There are reports that users of the country's second major seaport, Mongla, are not happy with the alleged delays in clearing of the consignments lying at the port. What is worrying is that the businesses and the clearing and forwarding agents concerned have even warned of agitation unless the situation improved. As it could be gathered, the consignees are pointing a finger especially at the customs intelligence wing of the port as the latter is taking, what they claimed, inordinately long time, from 15 to 20 days, before issuing clearance certificate for consignments. The same task, as it could be learnt, was possible to be completed within three to four days in the past. At this point, the question that naturally arises is what has happened in the meanwhile that caused the customs to take more time than usual to complete its job of checking the goods before issuing 'no objection certificates' or NOCs, pertaining to them? Needless to say, such delays, if they take place, are apt to add to various charges including shipping and store rents thereby leading to higher market price of the goods so imported.

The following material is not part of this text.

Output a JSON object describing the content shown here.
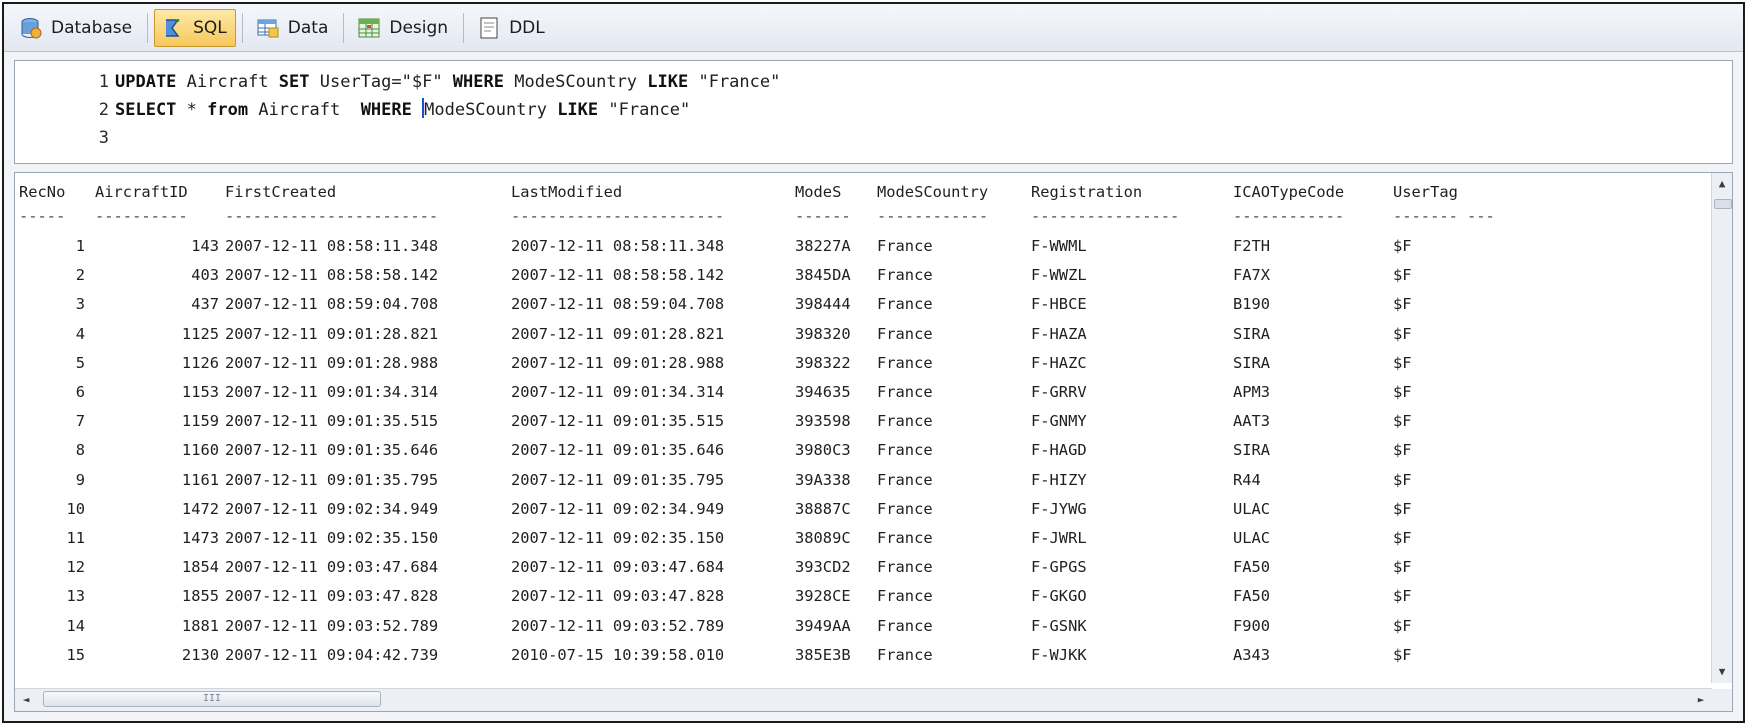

However, the Mongla Port customs commissioner was reportedly holding quite a different view of the situation blaming the delays rather on the consignees themselves, referring to the sluggish market condition resulting in some importers' reluctance to have their goods released from the port in time. Imported cars waiting for long to be cleared from the port were cited as an example as their market is dull due to the prevailing pandemic situation. There is clearly a disconnect between the conflicting stances of businesses and the port's customs officials on the issue, a problem that needs to be resolved in the interest of business as well as smooth functioning of the port.
Though the customs authority of the Mongla port is defending its position on the ground that it helped them to collect a huge sum of customs duty, one fails to understand why the same should not be the case while there is an environment of mutual understanding and trust between all stakeholders concerned at the port? Such untoward developments are no doubt disconcerting at a time when the country's economy is gradually trying to regain its pace after the punishing months of disruption caused by the lockdowns. And that is more so when one considers the port's impressive container-handling record during the immediate past fiscal year (2019-20). Actually, the port, despite the lockdown-induced slowdowns, had handled, as the reports go, close to 60, 000 TEUs (Twenty Equivalent Units) of containers as well as some 11 million tonnes of goods earning a profit of more than Tk 1.15 billion for the country.
In fact, a seaport's reputation goes hand in hand with the agility and speed with which it can handle the cargoes arriving at or leaving its jetties. And the present state of stalemate at the Mongla port does not definitely speak well of it in that regard. Hopefully, those running the affairs of the Mongla port are alive to the seriousness of the matter. Under the circumstances, both the customs authorities and the aggrieved parties at the port should sit together and hold talks to sort out their differences in the interest of maintaining peace and a helpful working atmosphere at the port.